Radon in homes and risk of lung cancer: collaborative analysis of individual data from 13 European case-control studies

02 Nov 2004S Darby, professor of medical statistics , D Hill, statistician, A Auvinen, professor of epidemiology, J M Barros-Dios, professor of epidemiology, H Baysson, statistician4, F Bochicchio, senior researcher, H Deo, statistician, R Falk, principal scientist7, F Forastiere, professor of epidemiology, M Hakama, professor of epidemiology, I Heid, statistician10, L Kreienbrock, professor of statistics11, M Kreuzer, epidemiologist12, F Lagarde, statistician13, I Mäkeläinen, health physicist14, C Muirhead, statistician15, W Oberaigner, epidemiologist16, G Pershagen, professor of environmental medicine13, A Ruano-Ravina, professor of epidemiology3, E Ruosteenoja, scientist14, A Schaffrath Rosario, statistician10, M Tirmarche, epidemiologist4, L Tomáscaron;ek, statistician17, E Whitley, visiting lecturer in medical statistics18, H-E Wichmann, professor of epidemiology10, R Doll, emeritus professor of medicine

studies show appreciable hazards from residential radon, particularly for smokers and recent ex-smokers, and indicate that it is responsible for about 2% of all deaths from cancer in Europe.

Meta Analysis
1 effect
23 years
21356 subjects

Reported Outcomes

CausesOutcomeCertainty

Radon exposure Contaminant risk & protective factor
Radon exposure
Contaminant

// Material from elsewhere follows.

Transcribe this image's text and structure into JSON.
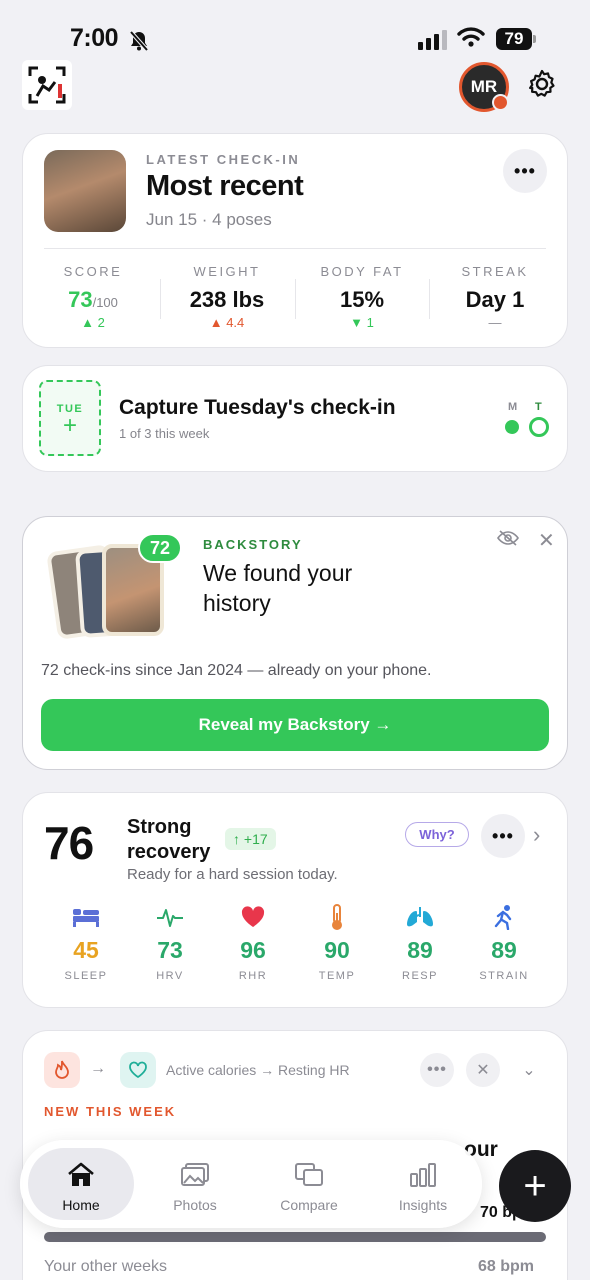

Lung cancer Respiratory outcome
Increased risk of Lung cancer
Respiratory system

Moderate evidence
31.0%